The respiration rates of the controls were within 15% of each other. The EC50 of the reference substance, 3,5 -dichlorophenol, was 15 mg/l. Therefore, the test was considered to be valid.

In conclusion, under the conditions of this present test,hydroxypropylated .beta.-cyclodextrinwas not toxic to waste water (activated sludge) bacteria at a concentration of 100 mg/l.

 

2: The test substance hydroxypropylated .beta.-cyclodextrin had no inhibition effect on the activated sludge after 3 hours.The highest inhibition that was noted was 8.8 %.

 

3: According to FDA-guidelines “Environmental Assessment Technical Assistance Document 4.02; Microbial Growth Inhibition”, the in vitro activity of hydroxypropylated .beta.-cyclodextrin against a number of micro-organisms that carry out important, ecosystem functions was investigated. Since the compound is highly soluble in water, a sterile solution in this solvent is used for the experiment. The Minimum Inhibitory Concentration (MIC-value) is situated above 1,000 ppm.

 

4: According to FDA-guidelines “Environmental Assessment Technical Assistance Document 4.02; Microbial Growth Inhibition”, the in vitro activity of hydroxypropylated .beta.-cyclodextrin against a number of micro-organisms that carry out important, ecosystem functions was investigated. Since the compound is highly soluble in water, a sterile solution in this solvent is used for the experiment. The Minimum Inhibitory Concentration (MIC-value) is situated above 1,000 ppm.

 

5: According to FDA-guidelines "Environmental Assessment Technical Assistance Document 4.02; Microbial Growth Inhibition", the in vitro activity of hydroxypropylated .beta.-cyclodextrin against a number of micro-organisms that carry out important, ecosystem functions was investigated. Since the compound is highly soluble in water, a sterile solution in this solvent is used for the experiment. The Minimum Inhibitory Concentration (MIC-value) is situated above 1,000 ppm.

 

6: According to FDA-guidelines “Environmental Assessment Technical Assistance Document 4.02; Microbial Growth Inhibition”, the in vitro activity of hydroxypropylated .beta.-cyclodextrin against a number of micro-organisms that carry out important, ecosystem functions was investigated. Since the compound is highly soluble in water, a sterile solution in this solvent is used for the experiment. The Minimum Inhibitory Concentration (MIC-value) is situated above 1,000 ppm.

 

7:According to FDA-guidelines “Environmental Assessment Technical Assistance Document 4.02; Microbial Growth Inhibition”, the in vitro activity of hydroxypropylated .beta.-cyclodextrin against a number of micro-organisms that carry out important, ecosystem functions was investigated.

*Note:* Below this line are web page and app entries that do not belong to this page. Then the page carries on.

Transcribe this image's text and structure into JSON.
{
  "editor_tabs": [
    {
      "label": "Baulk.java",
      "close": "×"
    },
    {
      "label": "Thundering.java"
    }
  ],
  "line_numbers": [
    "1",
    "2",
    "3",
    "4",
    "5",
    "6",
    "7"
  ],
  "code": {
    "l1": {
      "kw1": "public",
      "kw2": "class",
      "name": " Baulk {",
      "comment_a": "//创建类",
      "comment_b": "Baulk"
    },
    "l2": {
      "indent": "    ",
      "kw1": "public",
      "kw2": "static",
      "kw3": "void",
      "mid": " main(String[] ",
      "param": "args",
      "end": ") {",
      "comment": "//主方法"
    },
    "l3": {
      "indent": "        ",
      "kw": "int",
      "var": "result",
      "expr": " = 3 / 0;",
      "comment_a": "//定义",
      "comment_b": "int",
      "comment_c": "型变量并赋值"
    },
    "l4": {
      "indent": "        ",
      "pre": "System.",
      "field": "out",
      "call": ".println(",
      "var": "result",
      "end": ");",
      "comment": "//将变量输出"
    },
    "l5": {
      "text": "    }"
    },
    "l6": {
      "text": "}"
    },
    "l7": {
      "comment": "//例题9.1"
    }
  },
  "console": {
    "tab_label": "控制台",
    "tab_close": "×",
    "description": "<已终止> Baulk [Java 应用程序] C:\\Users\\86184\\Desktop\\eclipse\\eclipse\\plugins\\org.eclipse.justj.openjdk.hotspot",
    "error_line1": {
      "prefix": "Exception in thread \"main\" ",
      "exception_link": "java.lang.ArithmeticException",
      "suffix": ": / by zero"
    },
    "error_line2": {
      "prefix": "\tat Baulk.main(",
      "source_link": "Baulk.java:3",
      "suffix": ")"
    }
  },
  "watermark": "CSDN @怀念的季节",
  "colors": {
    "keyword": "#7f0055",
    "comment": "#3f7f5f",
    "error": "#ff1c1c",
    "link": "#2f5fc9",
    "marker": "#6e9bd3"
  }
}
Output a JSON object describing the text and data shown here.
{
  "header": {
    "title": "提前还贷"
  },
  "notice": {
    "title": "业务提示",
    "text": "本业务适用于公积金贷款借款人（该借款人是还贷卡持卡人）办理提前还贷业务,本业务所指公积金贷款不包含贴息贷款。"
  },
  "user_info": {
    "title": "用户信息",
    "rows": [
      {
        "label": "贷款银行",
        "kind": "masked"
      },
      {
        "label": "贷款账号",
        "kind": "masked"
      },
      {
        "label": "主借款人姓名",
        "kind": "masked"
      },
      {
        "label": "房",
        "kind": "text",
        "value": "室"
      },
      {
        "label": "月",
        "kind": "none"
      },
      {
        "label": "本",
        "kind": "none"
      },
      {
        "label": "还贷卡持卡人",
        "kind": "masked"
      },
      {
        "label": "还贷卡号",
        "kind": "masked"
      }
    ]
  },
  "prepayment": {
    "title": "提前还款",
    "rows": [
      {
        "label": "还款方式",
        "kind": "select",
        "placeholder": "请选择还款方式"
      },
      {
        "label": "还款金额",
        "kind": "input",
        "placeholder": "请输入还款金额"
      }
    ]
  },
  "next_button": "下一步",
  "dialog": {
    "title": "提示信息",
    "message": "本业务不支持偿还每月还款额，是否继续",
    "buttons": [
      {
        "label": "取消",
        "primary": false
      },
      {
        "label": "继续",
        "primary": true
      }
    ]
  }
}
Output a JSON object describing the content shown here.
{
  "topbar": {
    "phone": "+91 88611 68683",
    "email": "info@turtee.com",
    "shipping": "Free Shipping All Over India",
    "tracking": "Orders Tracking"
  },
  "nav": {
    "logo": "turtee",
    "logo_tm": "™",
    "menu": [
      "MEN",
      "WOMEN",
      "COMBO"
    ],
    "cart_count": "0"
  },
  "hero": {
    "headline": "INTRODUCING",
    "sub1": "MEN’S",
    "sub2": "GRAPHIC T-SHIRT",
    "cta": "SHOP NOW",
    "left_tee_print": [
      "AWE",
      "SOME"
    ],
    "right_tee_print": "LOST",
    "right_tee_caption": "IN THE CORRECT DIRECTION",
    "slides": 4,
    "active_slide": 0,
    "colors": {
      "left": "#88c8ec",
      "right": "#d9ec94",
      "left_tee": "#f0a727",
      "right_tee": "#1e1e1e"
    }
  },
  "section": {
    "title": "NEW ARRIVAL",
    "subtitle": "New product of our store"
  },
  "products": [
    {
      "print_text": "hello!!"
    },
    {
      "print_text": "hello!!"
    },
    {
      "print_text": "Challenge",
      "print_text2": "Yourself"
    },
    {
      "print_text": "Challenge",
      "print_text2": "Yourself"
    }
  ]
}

Since the compound is highly soluble in water, a sterile solution in this solvent is used for the experiment. The Minimum Inhibitory Concentration (MIC-value) is situated above 1,000 ppm.